etails on how to donate are on our homepage, and here’s a little background information. The genesis of the idea came from our participation in 2005 in a pet supply collection organized by the Minnesota Veterinary Medical Association in the wake of Hurricane Katrina. Local newspaper readers might remember this photo celebrating that effort. Our partnership with Valley Outreach is based on their concern about some clients who have needed to give up their beloved pets because of the expense of buying pet food. “Pet food is something people don’t always think about donating”, says Kate Krisik, the Executive Director at Valley Outreach. “It’s difficult for us to keep it in stock. We’re grateful to Cedar Pet Clinic Lake Elmo

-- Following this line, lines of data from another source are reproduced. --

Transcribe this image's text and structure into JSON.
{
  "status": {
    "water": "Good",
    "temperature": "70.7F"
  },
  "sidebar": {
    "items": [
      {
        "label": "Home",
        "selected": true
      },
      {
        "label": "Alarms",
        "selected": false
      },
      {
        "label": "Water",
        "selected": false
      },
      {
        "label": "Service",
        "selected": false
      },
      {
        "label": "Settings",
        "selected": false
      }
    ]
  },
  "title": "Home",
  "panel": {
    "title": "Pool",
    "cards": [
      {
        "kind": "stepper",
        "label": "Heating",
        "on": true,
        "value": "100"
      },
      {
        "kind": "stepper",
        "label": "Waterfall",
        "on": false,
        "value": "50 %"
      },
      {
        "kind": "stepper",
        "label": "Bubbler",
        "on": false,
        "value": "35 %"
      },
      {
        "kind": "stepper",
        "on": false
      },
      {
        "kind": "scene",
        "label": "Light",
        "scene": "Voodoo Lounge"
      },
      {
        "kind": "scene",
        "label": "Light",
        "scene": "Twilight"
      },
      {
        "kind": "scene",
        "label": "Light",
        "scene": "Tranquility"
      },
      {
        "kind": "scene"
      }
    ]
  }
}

for the help in gathering up donations.”
National Public Radio aired a story… two years ago… called The Recession and Pets: Hard Times for Snoopy. Here’s a digest:

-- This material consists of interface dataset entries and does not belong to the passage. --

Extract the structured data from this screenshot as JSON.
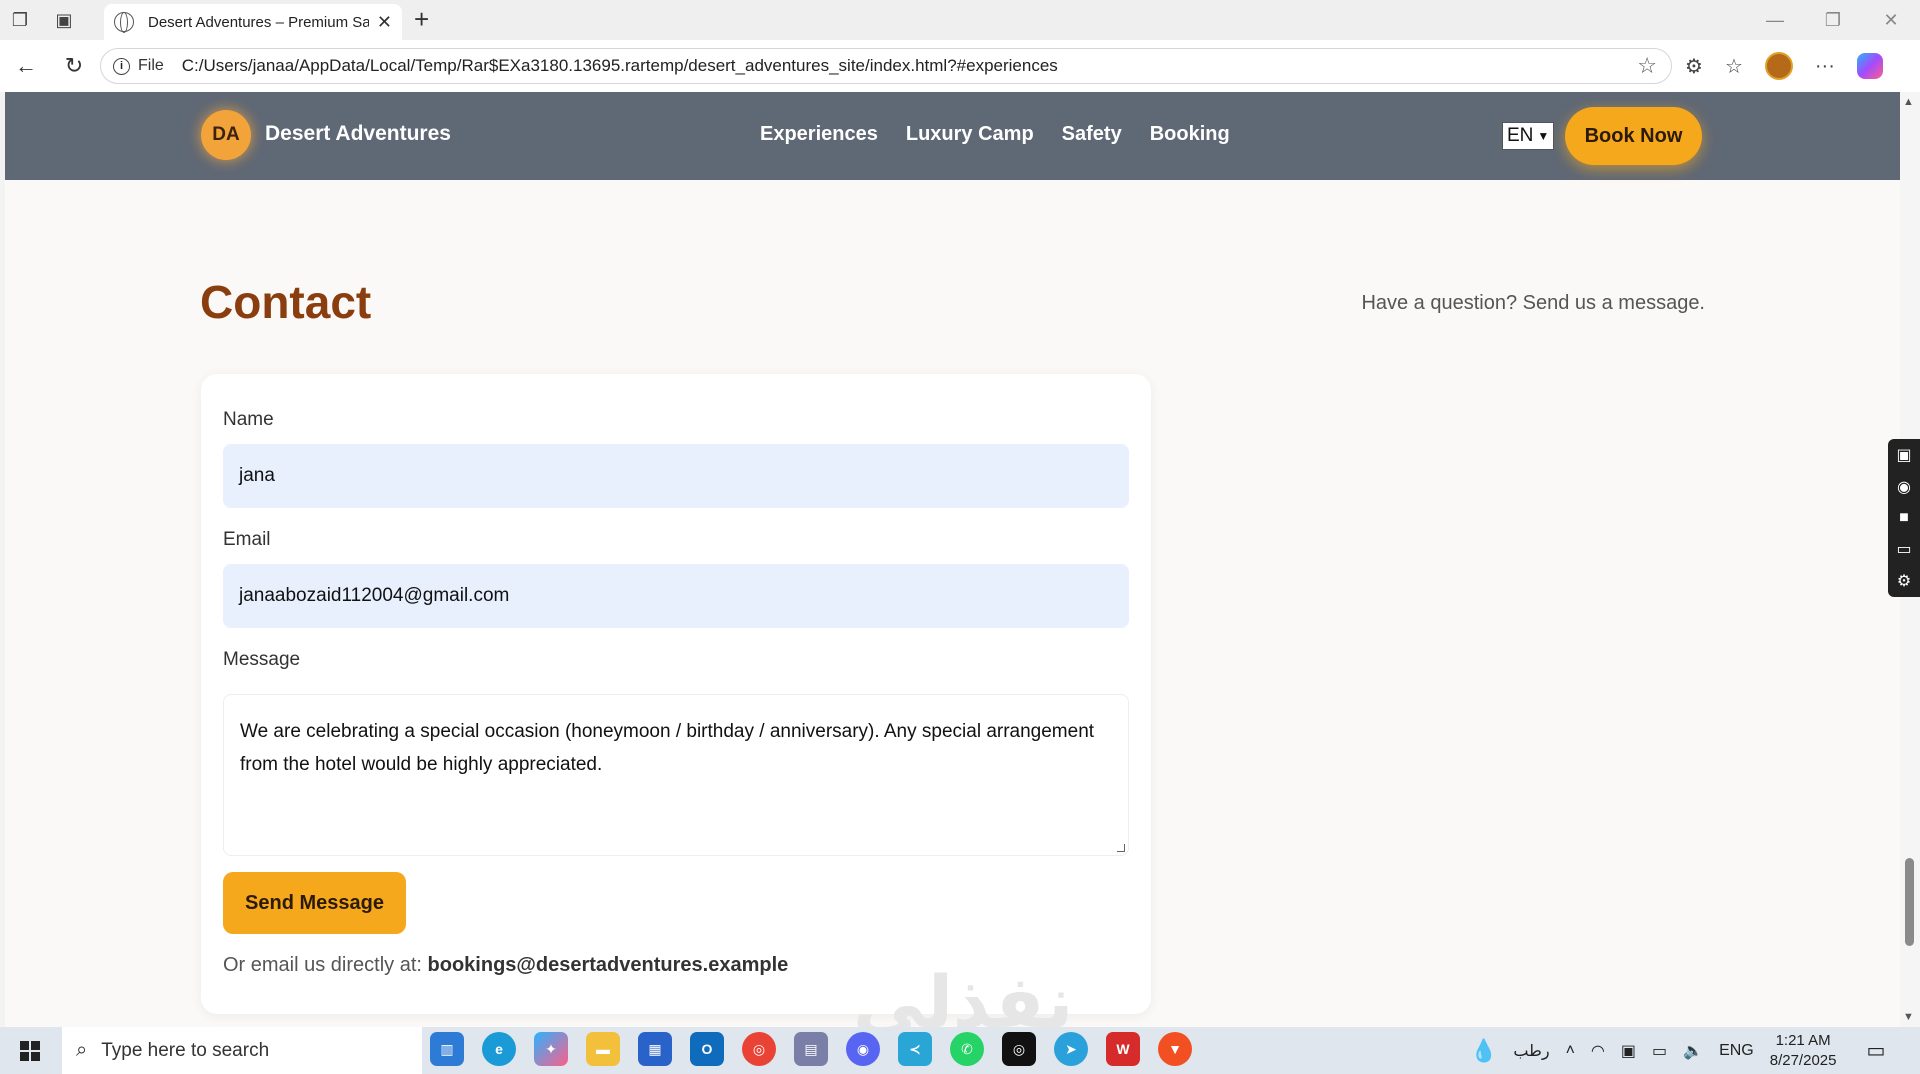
{
  "browser": {
    "tab_title": "Desert Adventures – Premium Sa",
    "file_label": "File",
    "url": "C:/Users/janaa/AppData/Local/Temp/Rar$EXa3180.13695.rartemp/desert_adventures_site/index.html?#experiences"
  },
  "site": {
    "logo_initials": "DA",
    "brand": "Desert Adventures",
    "nav": [
      "Experiences",
      "Luxury Camp",
      "Safety",
      "Booking"
    ],
    "language": "EN",
    "book_now": "Book Now"
  },
  "contact": {
    "title": "Contact",
    "subtitle": "Have a question? Send us a message.",
    "name_label": "Name",
    "name_value": "jana",
    "email_label": "Email",
    "email_value": "janaabozaid112004@gmail.com",
    "message_label": "Message",
    "message_value": "We are celebrating a special occasion (honeymoon / birthday / anniversary). Any special arrangement from the hotel would be highly appreciated.",
    "send_label": "Send Message",
    "direct_prefix": "Or email us directly at:",
    "direct_email": "bookings@desertadventures.example"
  },
  "watermark": "نفذلي",
  "taskbar": {
    "search_placeholder": "Type here to search",
    "weather_text": "رطب",
    "language": "ENG",
    "time": "1:21 AM",
    "date": "8/27/2025"
  },
  "colors": {
    "header_bg": "#5f6875",
    "accent": "#f6a81c",
    "title": "#8a3e0f"
  }
}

“Because of the economic downturn, Americans are being ousted from their homes and, in many cases, forced to give up their pets for adoption.
“Take, for instance, Snoopy, a 7-year-old Labrador-shepherd mix, and Sheba, a 5-year-old blue heeler mix. Their owner, Edward Jones, 43, was recently evicted from his rental house in Lakeview, Ore.

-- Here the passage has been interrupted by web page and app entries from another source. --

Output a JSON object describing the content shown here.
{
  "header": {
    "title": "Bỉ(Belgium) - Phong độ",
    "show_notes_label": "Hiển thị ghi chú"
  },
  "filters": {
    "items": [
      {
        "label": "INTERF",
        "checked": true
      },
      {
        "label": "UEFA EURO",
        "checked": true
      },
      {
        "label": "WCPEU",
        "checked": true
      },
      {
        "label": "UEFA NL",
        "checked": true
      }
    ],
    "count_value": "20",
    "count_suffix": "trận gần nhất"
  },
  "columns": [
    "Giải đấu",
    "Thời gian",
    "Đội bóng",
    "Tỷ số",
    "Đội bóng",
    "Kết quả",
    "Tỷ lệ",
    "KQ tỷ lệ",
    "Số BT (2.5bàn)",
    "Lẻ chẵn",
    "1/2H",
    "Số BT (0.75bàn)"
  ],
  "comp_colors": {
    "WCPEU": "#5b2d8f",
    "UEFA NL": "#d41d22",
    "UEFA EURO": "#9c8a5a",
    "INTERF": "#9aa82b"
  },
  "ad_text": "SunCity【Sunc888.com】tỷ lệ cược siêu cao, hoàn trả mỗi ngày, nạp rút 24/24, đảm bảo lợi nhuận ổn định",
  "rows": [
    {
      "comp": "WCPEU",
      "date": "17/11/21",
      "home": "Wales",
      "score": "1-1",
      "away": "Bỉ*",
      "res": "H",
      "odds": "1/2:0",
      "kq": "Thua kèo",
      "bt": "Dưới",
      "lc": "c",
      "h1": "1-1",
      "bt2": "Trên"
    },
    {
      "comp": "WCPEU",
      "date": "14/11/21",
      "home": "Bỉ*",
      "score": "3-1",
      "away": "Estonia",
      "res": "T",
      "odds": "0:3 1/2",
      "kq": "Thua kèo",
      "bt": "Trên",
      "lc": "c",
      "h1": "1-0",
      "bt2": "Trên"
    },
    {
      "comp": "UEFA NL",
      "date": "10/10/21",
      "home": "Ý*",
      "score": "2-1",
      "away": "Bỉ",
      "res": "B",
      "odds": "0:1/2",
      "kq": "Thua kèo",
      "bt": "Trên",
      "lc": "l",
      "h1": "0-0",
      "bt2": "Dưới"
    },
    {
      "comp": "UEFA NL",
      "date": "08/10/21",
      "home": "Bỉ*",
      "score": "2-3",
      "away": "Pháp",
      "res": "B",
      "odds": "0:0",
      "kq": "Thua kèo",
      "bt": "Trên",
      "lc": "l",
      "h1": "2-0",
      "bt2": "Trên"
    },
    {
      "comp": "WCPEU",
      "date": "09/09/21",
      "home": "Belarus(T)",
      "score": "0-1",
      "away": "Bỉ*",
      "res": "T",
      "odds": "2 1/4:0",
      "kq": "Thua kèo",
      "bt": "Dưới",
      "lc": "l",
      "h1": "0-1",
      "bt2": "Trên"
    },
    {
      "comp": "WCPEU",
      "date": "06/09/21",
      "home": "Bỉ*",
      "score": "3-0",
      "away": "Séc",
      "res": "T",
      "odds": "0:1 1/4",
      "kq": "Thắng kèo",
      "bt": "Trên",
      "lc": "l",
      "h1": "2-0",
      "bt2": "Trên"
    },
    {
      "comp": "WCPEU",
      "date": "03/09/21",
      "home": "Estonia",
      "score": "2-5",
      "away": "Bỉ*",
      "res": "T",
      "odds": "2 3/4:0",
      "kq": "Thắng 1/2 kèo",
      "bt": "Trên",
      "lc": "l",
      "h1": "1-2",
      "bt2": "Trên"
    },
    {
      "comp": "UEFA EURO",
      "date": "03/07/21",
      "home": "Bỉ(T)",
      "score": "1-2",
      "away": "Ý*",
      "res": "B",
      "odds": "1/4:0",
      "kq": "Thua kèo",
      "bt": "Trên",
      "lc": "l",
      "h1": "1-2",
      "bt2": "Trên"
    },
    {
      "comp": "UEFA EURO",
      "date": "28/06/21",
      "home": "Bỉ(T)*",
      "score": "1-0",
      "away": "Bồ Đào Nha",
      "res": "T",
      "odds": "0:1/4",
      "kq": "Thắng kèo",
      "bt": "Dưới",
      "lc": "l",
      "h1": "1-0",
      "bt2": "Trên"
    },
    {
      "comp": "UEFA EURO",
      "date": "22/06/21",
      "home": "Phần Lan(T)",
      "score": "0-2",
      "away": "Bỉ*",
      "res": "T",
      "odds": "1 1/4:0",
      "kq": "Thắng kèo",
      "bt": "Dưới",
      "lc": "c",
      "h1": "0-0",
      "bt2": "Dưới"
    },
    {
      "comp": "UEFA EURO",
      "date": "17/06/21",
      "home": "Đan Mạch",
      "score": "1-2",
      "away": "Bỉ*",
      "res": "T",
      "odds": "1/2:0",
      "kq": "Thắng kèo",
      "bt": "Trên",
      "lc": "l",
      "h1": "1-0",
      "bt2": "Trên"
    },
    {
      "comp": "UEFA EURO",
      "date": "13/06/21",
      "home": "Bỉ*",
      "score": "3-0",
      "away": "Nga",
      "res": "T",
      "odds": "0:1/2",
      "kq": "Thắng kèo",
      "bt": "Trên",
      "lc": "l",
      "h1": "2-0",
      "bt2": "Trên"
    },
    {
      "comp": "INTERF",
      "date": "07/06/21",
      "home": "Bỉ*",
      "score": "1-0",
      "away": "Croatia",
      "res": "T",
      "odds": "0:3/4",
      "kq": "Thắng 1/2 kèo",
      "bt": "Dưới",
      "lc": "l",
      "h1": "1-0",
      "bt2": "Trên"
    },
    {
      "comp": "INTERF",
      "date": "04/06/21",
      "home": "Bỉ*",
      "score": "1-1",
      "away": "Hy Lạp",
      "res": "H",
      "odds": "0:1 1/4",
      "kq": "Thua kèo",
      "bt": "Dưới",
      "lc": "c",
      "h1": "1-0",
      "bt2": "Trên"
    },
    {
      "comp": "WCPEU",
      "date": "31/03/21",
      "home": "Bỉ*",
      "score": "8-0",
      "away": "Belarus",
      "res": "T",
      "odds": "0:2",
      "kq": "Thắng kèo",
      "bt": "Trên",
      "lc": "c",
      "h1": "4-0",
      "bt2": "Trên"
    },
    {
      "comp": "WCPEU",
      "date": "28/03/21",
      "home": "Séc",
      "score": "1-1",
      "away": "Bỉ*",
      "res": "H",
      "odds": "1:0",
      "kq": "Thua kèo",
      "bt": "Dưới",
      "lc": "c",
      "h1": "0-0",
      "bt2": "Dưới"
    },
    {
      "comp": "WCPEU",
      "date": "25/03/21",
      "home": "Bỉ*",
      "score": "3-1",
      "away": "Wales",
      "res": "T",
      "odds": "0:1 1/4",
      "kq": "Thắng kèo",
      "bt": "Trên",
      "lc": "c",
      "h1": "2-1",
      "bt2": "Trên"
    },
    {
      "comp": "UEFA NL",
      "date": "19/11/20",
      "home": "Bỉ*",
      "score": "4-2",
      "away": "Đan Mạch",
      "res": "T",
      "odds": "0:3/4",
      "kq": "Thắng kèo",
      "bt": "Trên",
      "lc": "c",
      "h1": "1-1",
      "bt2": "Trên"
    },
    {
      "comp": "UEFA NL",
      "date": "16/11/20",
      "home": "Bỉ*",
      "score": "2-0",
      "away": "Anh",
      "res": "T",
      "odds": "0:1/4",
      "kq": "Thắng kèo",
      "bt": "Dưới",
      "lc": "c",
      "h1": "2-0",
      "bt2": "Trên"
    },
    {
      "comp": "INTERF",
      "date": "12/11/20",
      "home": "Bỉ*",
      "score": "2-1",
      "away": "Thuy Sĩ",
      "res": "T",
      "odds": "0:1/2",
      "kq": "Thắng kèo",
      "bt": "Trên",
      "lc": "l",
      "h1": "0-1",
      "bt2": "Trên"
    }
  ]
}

“For the past seven years, Jones has had steady construction work pouring concrete. When the economy turned sour, he lost his job, then his $400-a-month home. "I couldn't make the rent. Couldn't do it. Couldn't do it," Jones says. Finally the landlord tossed Jones — and his two dogs — out on the street.
“As stopgap lodging, Jones found a subsidized room at a local motel. But dogs are not allowed there. So, with tears in his eyes, Jones put Snoopy and Sheba in the back of his Jeep pickup, drove to the Oregon Outback Humane Society and gave his dogs up for adoption. "Hopefully," he says, choking back emotion, "they'll find a good home."
"The toll on pets is just as big as on people," says Dawn Lauer of the Humane Society of the United States. "We are seeing many more pets relinquished to shelters or abandoned because of the recession."